● **THE PROBLEM**
Where the word "trifft" appears in a line below, copy the whole line.

● **EXERCISE MATERIAL**
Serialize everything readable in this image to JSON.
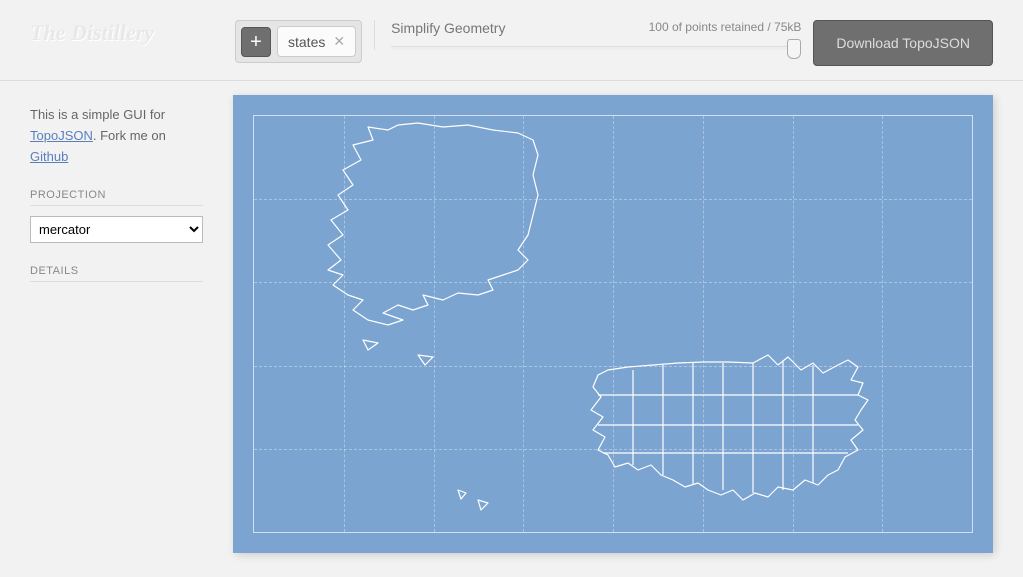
{
  "title": "The Distillery",
  "tags": [
    "states"
  ],
  "simplify": {
    "label": "Simplify Geometry",
    "status": "100 of points retained / 75kB"
  },
  "download": {
    "label": "Download TopoJSON"
  },
  "sidebar": {
    "intro_prefix": "This is a simple GUI for ",
    "link1": "TopoJSON",
    "intro_mid": ". Fork me on ",
    "link2": "Github",
    "projection_heading": "PROJECTION",
    "projection_value": "mercator",
    "details_heading": "DETAILS"
  }
}
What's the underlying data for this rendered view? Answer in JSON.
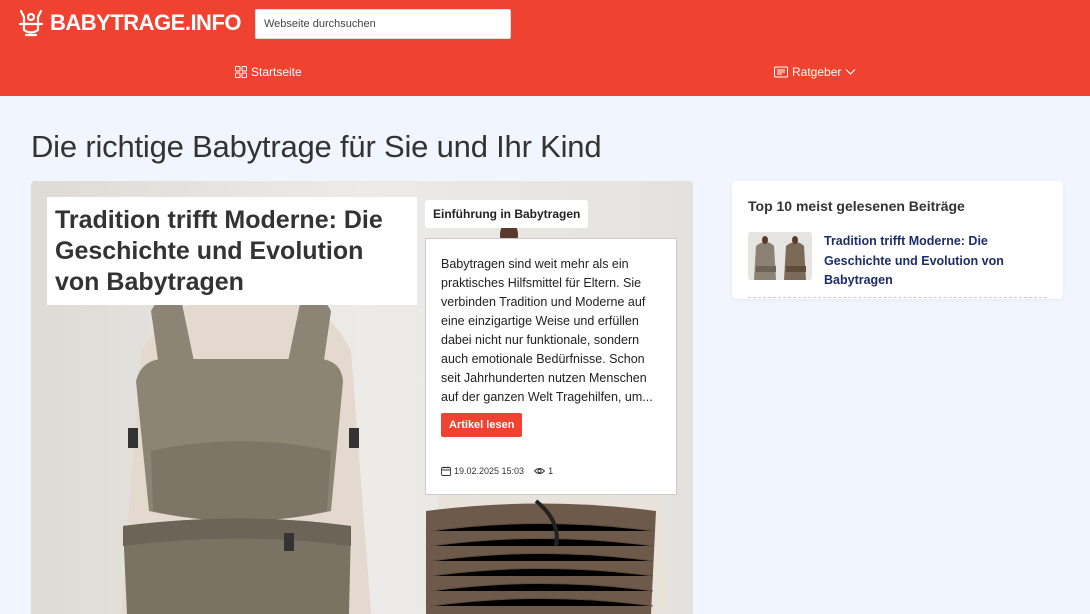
{
  "header": {
    "logo_text": "BABYTRAGE.INFO",
    "search_placeholder": "Webseite durchsuchen"
  },
  "nav": {
    "items": [
      {
        "label": "Startseite",
        "icon": "grid-icon"
      },
      {
        "label": "Ratgeber",
        "icon": "list-icon",
        "has_dropdown": true
      }
    ]
  },
  "page": {
    "title": "Die richtige Babytrage für Sie und Ihr Kind"
  },
  "featured": {
    "title": "Tradition trifft Moderne: Die Geschichte und Evolution von Babytragen",
    "category": "Einführung in Babytragen",
    "excerpt": "Babytragen sind weit mehr als ein praktisches Hilfsmittel für Eltern. Sie verbinden Tradition und Moderne auf eine einzigartige Weise und erfüllen dabei nicht nur funktionale, sondern auch emotionale Bedürfnisse. Schon seit Jahrhunderten nutzen Menschen auf der ganzen Welt Tragehilfen, um...",
    "read_more": "Artikel lesen",
    "date": "19.02.2025 15:03",
    "views": "1"
  },
  "sidebar": {
    "title": "Top 10 meist gelesenen Beiträge",
    "items": [
      {
        "title": "Tradition trifft Moderne: Die Geschichte und Evolution von Babytragen"
      }
    ]
  },
  "colors": {
    "brand": "#ef4230",
    "background": "#f1f5fd",
    "link": "#1c2d6b"
  }
}
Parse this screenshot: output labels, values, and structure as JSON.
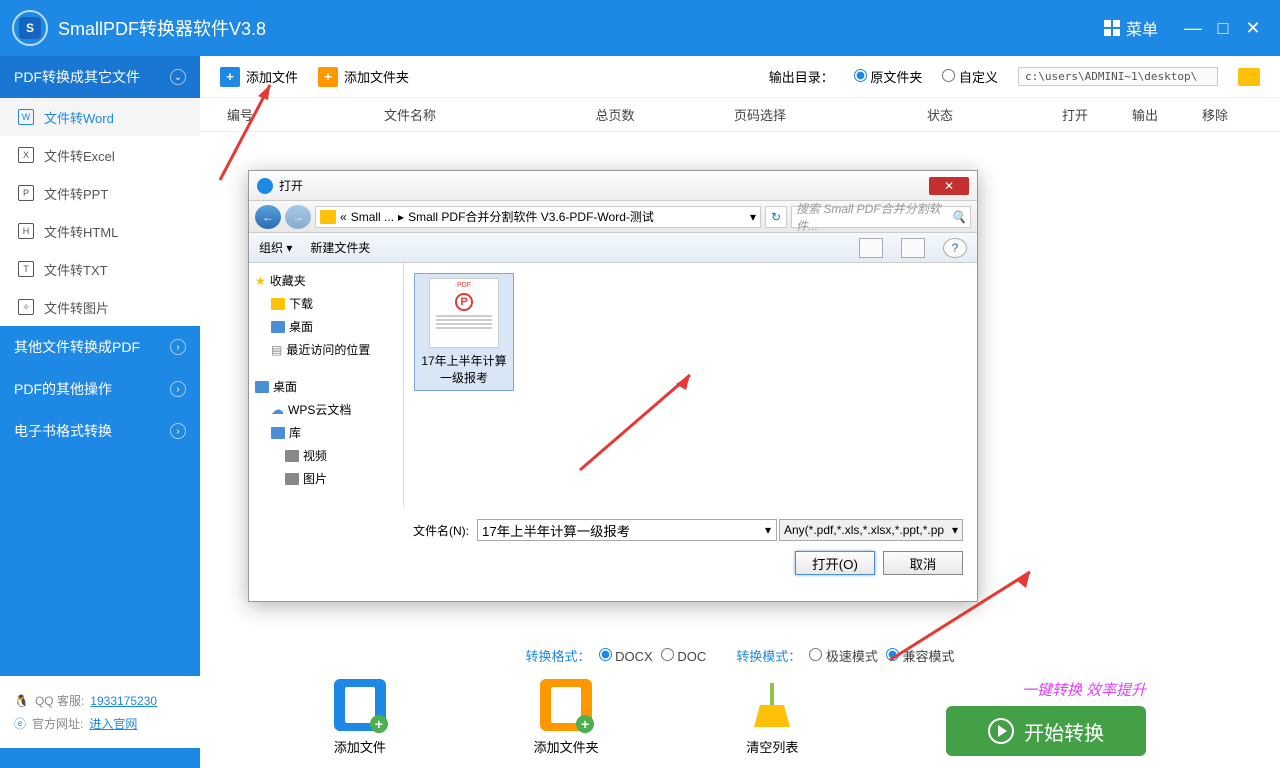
{
  "app": {
    "title": "SmallPDF转换器软件V3.8",
    "menu": "菜单"
  },
  "sidebar": {
    "cat1": "PDF转换成其它文件",
    "items": [
      {
        "label": "文件转Word",
        "glyph": "W"
      },
      {
        "label": "文件转Excel",
        "glyph": "X"
      },
      {
        "label": "文件转PPT",
        "glyph": "P"
      },
      {
        "label": "文件转HTML",
        "glyph": "H"
      },
      {
        "label": "文件转TXT",
        "glyph": "T"
      },
      {
        "label": "文件转图片",
        "glyph": "✧"
      }
    ],
    "cat2": "其他文件转换成PDF",
    "cat3": "PDF的其他操作",
    "cat4": "电子书格式转换",
    "qq_label": "QQ 客服:",
    "qq": "1933175230",
    "site_label": "官方网址:",
    "site": "进入官网"
  },
  "toolbar": {
    "add_file": "添加文件",
    "add_folder": "添加文件夹",
    "output_label": "输出目录：",
    "opt1": "原文件夹",
    "opt2": "自定义",
    "path": "c:\\users\\ADMINI~1\\desktop\\"
  },
  "table": {
    "h1": "编号",
    "h2": "文件名称",
    "h3": "总页数",
    "h4": "页码选择",
    "h5": "状态",
    "h6": "打开",
    "h7": "输出",
    "h8": "移除"
  },
  "dialog": {
    "title": "打开",
    "crumb1": "Small ...",
    "crumb2": "Small PDF合并分割软件 V3.6-PDF-Word-测试",
    "search_placeholder": "搜索 Small PDF合并分割软件...",
    "organize": "组织",
    "new_folder": "新建文件夹",
    "tree": {
      "fav": "收藏夹",
      "downloads": "下载",
      "desktop": "桌面",
      "recent": "最近访问的位置",
      "desktop2": "桌面",
      "wps": "WPS云文档",
      "library": "库",
      "video": "视频",
      "pictures": "图片"
    },
    "file": {
      "name_l1": "17年上半年计算",
      "name_l2": "一级报考"
    },
    "fname_label": "文件名(N):",
    "fname_value": "17年上半年计算一级报考",
    "filter": "Any(*.pdf,*.xls,*.xlsx,*.ppt,*.pp",
    "open": "打开(O)",
    "cancel": "取消"
  },
  "bottom": {
    "fmt_label": "转换格式：",
    "fmt1": "DOCX",
    "fmt2": "DOC",
    "mode_label": "转换模式：",
    "mode1": "极速模式",
    "mode2": "兼容模式",
    "act1": "添加文件",
    "act2": "添加文件夹",
    "act3": "清空列表",
    "eff": "一键转换 效率提升",
    "start": "开始转换"
  }
}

● **ANSWER SECTION**
    "title": "Tradition trifft Moderne: Die Geschichte und Evolution von Babytragen",
        "title": "Tradition trifft Moderne: Die Geschichte und Evolution von Babytragen"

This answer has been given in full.